- Jamey's pick: George Kittle, 49ers – "At the NFL Combine in early March, nearly every incoming rookie tight end I interviewed said they wanted to model their game after Kittle, which makes sense. He's the most complete tight end in the NFL with his receiving and blocking ability, and he's a star. And he's still going to be a great Fantasy asset this season. But he continues to struggle with injuries, and he missed 13 games over the past three years with various ailments. And now you have to deal with Lance taking over at quarterback, which could be a problem for Kittle ..."
- Dave's pick: Mike Gesicki, Dolphins -- "There's a clear downgrade in target volume heading Gesicki's way now that Tyreek Hill has joined the Dolphins. Certainly he'll still be leaned on to some degree because of his unique size/speed combo, but the utilization figures to drop. Last year he started off red-hot but then failed to notch even 10 PPR points in all but one of his final 10 games. It will be harder for him to amass 10 PPR points without scoring now that the Dolphins offense has added some serious firepower. Fantasy managers should be able to find a more reliable tight end to begin the season with ..."

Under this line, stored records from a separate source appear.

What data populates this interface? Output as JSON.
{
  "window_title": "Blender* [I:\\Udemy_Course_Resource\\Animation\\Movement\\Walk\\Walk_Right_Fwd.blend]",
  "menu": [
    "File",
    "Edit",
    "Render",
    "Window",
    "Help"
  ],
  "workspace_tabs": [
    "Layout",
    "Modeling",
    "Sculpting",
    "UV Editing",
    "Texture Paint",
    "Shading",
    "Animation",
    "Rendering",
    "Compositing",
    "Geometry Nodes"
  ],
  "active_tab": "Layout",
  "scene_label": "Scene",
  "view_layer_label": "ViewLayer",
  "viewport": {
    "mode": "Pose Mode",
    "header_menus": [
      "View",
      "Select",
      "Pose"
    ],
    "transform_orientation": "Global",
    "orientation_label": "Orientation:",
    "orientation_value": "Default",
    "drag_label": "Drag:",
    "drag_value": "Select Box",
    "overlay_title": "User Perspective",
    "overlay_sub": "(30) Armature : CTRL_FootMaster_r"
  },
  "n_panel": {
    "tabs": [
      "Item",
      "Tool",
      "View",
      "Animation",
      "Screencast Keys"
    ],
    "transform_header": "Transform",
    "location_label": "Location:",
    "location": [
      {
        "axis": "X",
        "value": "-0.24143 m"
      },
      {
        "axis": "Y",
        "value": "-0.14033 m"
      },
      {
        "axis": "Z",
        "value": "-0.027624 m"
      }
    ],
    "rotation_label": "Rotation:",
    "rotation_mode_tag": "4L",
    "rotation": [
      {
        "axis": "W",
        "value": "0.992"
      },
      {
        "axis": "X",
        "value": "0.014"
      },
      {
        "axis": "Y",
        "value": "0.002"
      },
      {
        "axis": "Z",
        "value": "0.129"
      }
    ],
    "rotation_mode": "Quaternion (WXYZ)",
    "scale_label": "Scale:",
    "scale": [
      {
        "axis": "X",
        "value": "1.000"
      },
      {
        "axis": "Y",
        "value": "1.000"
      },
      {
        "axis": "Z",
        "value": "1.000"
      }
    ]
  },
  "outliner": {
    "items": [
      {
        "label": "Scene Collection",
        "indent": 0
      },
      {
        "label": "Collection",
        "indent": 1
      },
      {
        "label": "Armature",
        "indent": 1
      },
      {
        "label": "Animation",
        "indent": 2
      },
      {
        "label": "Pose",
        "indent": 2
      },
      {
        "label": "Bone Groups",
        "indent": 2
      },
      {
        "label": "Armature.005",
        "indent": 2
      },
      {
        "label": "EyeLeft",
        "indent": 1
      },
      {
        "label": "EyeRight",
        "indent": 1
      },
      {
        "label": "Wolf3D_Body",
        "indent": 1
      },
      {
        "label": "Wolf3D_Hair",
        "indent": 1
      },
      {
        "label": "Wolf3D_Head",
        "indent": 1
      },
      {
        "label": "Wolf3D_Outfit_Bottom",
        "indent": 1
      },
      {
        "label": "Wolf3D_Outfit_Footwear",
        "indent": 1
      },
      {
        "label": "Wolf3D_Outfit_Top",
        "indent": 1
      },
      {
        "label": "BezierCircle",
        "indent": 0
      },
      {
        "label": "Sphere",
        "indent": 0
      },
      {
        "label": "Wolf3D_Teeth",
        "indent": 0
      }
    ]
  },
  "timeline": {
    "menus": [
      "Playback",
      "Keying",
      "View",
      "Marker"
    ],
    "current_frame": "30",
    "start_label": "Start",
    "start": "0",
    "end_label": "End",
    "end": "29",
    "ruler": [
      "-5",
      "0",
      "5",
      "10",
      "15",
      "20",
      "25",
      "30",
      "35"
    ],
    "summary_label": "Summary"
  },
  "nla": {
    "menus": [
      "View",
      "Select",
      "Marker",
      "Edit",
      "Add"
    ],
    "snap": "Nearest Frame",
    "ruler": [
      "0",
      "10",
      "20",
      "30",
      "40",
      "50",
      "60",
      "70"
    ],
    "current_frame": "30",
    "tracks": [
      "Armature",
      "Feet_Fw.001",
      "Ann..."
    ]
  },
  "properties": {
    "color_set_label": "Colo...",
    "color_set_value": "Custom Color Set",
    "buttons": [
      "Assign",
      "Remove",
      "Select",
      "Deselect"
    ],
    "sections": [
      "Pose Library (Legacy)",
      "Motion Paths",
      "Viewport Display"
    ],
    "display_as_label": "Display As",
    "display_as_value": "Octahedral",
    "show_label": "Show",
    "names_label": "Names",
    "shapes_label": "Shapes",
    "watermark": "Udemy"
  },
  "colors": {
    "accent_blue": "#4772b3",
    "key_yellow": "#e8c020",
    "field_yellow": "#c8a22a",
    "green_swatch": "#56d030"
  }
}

- Heath's pick: Dawson Knox, Bills – "Dawson Knox looks way too much like 2020 Robert Tonyan, and we pretty much all agreed Tonyan couldn't repeat his 2019. Knox only had 71 targets in 15 games and somehow scored nine touchdowns anyway. He ranked 18th at the position in receptions, 15th in yards, and tied for first in touchdowns. His numbers are remarkably similar to Hunter Henry's from last year as well. Henry is TE16 in the consensus rankings while Knox comes in at TE8. And now Knox may have his Jonnu Smith in Buffalo with the addition of O.J. Howard. …"